  • Driver's license suspension for 90 days. If there is a prior drunk or drugged driving conviction, there is a driver license revocation and denial for a minimum of 1 year (minimum of 5 years if there was a prior revocation within 7 years).
  • 4 points are added to the offender's driving record.
  • Driver Responsibility Fee of $500 for 2 consecutive years.

Person Under 21 Purchase/Consume/Possess Alcohol

  • First offense -- $100 fine. No driver's license sanction.
  • Second offense -- $200 fine. Driver's license is suspended for 30 days and restricted for 60 days.
  • Third offense -- $500 fine.
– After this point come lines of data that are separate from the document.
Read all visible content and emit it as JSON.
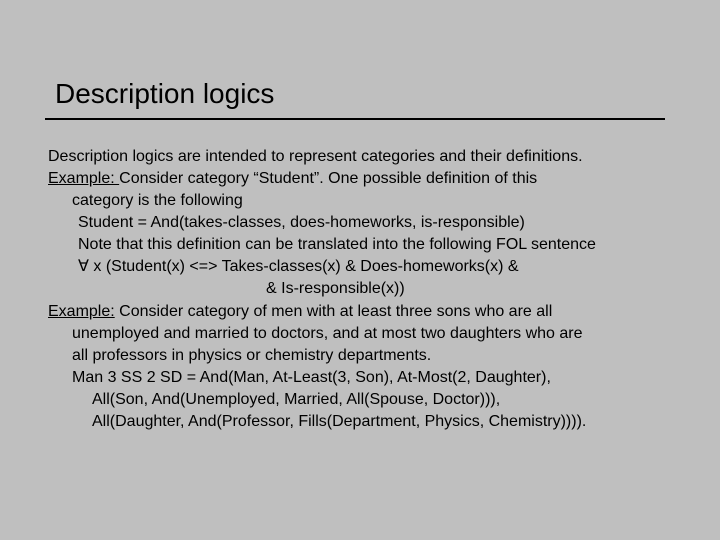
{
  "title": "Description logics",
  "lines": {
    "l1a": "Description logics are intended to represent categories and their definitions.",
    "l2_label": "Example: ",
    "l2_rest": " Consider category “Student”. One possible definition of this",
    "l3": "category is the following",
    "l4": "Student = And(takes-classes, does-homeworks, is-responsible)",
    "l5": "Note that this definition can be translated into the following FOL sentence",
    "l6": "∀ x (Student(x) <=> Takes-classes(x) & Does-homeworks(x) &",
    "l7": "& Is-responsible(x))",
    "l8_label": "Example:",
    "l8_rest": " Consider category of men with at least three sons who are all",
    "l9": "unemployed and married to doctors, and at most two daughters who are",
    "l10": "all professors in physics or chemistry departments.",
    "l11": "Man 3 SS 2 SD = And(Man, At-Least(3, Son), At-Most(2, Daughter),",
    "l12": "All(Son, And(Unemployed, Married, All(Spouse, Doctor))),",
    "l13": "All(Daughter, And(Professor, Fills(Department, Physics, Chemistry))))."
  }
}
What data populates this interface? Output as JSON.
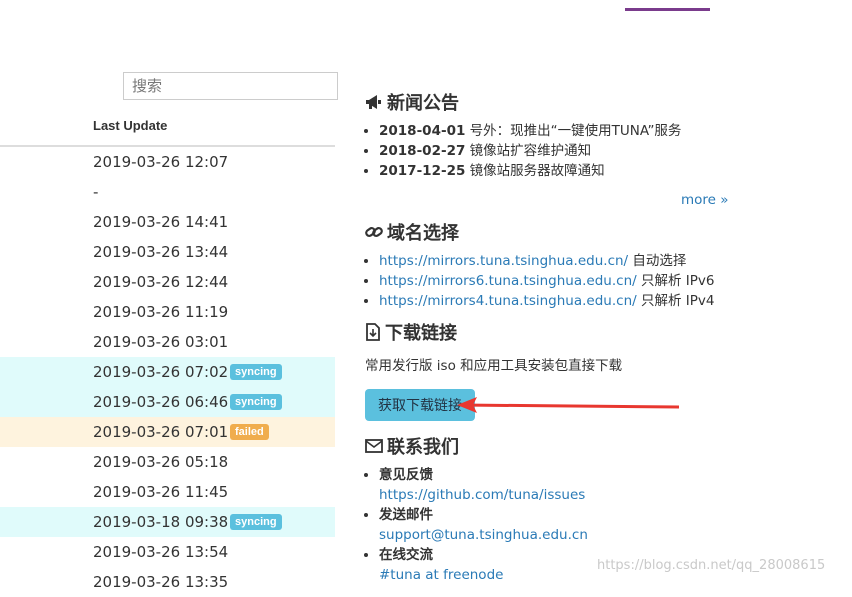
{
  "search": {
    "placeholder": "搜索"
  },
  "table": {
    "column_header": "Last Update",
    "rows": [
      {
        "date": "2019-03-26 12:07",
        "status": ""
      },
      {
        "date": "-",
        "status": ""
      },
      {
        "date": "2019-03-26 14:41",
        "status": ""
      },
      {
        "date": "2019-03-26 13:44",
        "status": ""
      },
      {
        "date": "2019-03-26 12:44",
        "status": ""
      },
      {
        "date": "2019-03-26 11:19",
        "status": ""
      },
      {
        "date": "2019-03-26 03:01",
        "status": ""
      },
      {
        "date": "2019-03-26 07:02",
        "status": "syncing"
      },
      {
        "date": "2019-03-26 06:46",
        "status": "syncing"
      },
      {
        "date": "2019-03-26 07:01",
        "status": "failed"
      },
      {
        "date": "2019-03-26 05:18",
        "status": ""
      },
      {
        "date": "2019-03-26 11:45",
        "status": ""
      },
      {
        "date": "2019-03-18 09:38",
        "status": "syncing"
      },
      {
        "date": "2019-03-26 13:54",
        "status": ""
      },
      {
        "date": "2019-03-26 13:35",
        "status": ""
      }
    ]
  },
  "news": {
    "title": "新闻公告",
    "items": [
      {
        "date": "2018-04-01",
        "text": " 号外：现推出“一键使用TUNA”服务"
      },
      {
        "date": "2018-02-27",
        "text": " 镜像站扩容维护通知"
      },
      {
        "date": "2017-12-25",
        "text": " 镜像站服务器故障通知"
      }
    ],
    "more": "more »"
  },
  "domains": {
    "title": "域名选择",
    "items": [
      {
        "url": "https://mirrors.tuna.tsinghua.edu.cn/",
        "note": " 自动选择"
      },
      {
        "url": "https://mirrors6.tuna.tsinghua.edu.cn/",
        "note": " 只解析 IPv6"
      },
      {
        "url": "https://mirrors4.tuna.tsinghua.edu.cn/",
        "note": " 只解析 IPv4"
      }
    ]
  },
  "download": {
    "title": "下载链接",
    "desc": "常用发行版 iso 和应用工具安装包直接下载",
    "button": "获取下载链接"
  },
  "contact": {
    "title": "联系我们",
    "items": [
      {
        "label": "意见反馈",
        "link": "https://github.com/tuna/issues"
      },
      {
        "label": "发送邮件",
        "link": "support@tuna.tsinghua.edu.cn"
      },
      {
        "label": "在线交流",
        "link": "#tuna at freenode"
      }
    ]
  },
  "watermark": "https://blog.csdn.net/qq_28008615",
  "colors": {
    "accent": "#7a3b8c",
    "syncing": "#5bc0de",
    "failed": "#f0ad4e",
    "link": "#2a7ab6",
    "arrow": "#e8372f"
  }
}
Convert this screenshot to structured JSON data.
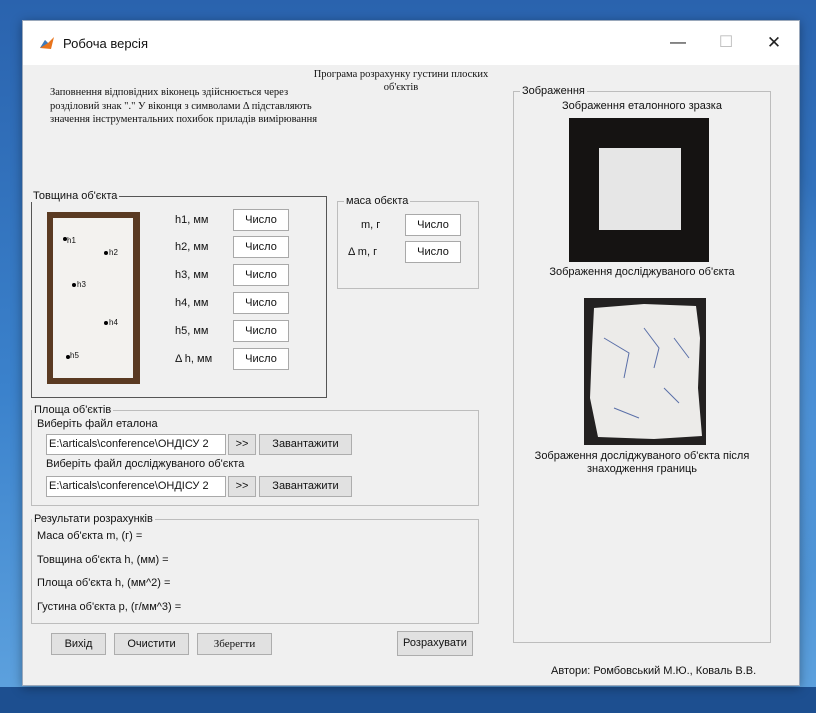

Driver's license is suspended for 60 days and restricted for 305 days.
  • Alcohol screening may be required.
  • Community service may be required.

Person Under 21 Transporting or Possessing Alcohol in a Motor Vehicle

  • Up to a $100 fine.
  • Driver's license sanctions:
    • First offense --  No driver's license sanction.
    • Second offense --  Driver's license suspension for 30 days, and restriction for 60 days.
    • Third offense --  Driver's license suspension for 60 days, and restriction for 305 days.
  • Alcohol screening may be required.
  • Community service may be required.
  • Vehicle may be impounded for up to 30 days.
  • 2 points are added to the offender's driving record.

Using Fraudulent ID to Purchase Alcohol

  • Up to a $100 fine, or up to 93 days in jail, or both.
  • Driver's license is suspended for 90 days.
  • Alcohol screening may be required.

Driving While License Suspended, Revoked, or Denied

First Offense

  • Up to a $500 fine, or up to 93 days in jail, or both.
  • Mandatory additional license sanction.
  • 2 points added to the offender's driving record.
  • Driver Responsibility Fee of $500 for 2 consecutive years.

Second Offense

  • Up to a $1,000 fine, or up to 1 year in jail, or both.
  • Mandatory additional license sanction.
  • Vehicle may be immobilized for up to 180 days.
  • 2 points added to the offender's driving record.
  • Driver Responsibility Fee of $500 for 2 consecutive years.

Third Offense

  • Up to a $1,000 fine, or up to 1 year in jail, or both.
  • Mandatory additional license sanction.
  • 2 points added to the offender's driving record.
  • Driver Responsibility Fee of $500 for 2 consecutive years.
  • If there are 2 prior convictions within 7 years, there are additional consequences:
    • License plate confiscation.
    • Vehicle immobilization for 90 to 180 days.

Fourth Offense

  • Up to a $1,000 fine, or up to 1 year in jail, or both.
  • Mandatory additional license sanction.
  • 2 points added to the offender's driving record.
  • Driver Responsibility Fee of $500 for 2 consecutive years.
  • If there are 3 prior convictions within 7 years, there are additional consequences:
    • License plate confiscation.
    • Vehicle immobilization for 90 to 180 days.

Fifth Offense

  • Up to a $1,000 fine, or up to 1 year in jail, or both.
  • Mandatory additional license sanction.
  • 2 points added to the offender's driving record.
  • Driver Responsibility Fee of $500 for 2 consecutive years.
  • If there are 4 prior convictions within 7 years, there are additional consequences:
    • License plate confiscation.
    • Vehicle immobilization for 1 to 3 years.


Related Documents
Driver License Appeal Practice Manual - 439266 bytes PDF icon



Copyright © 2014 State of Michigan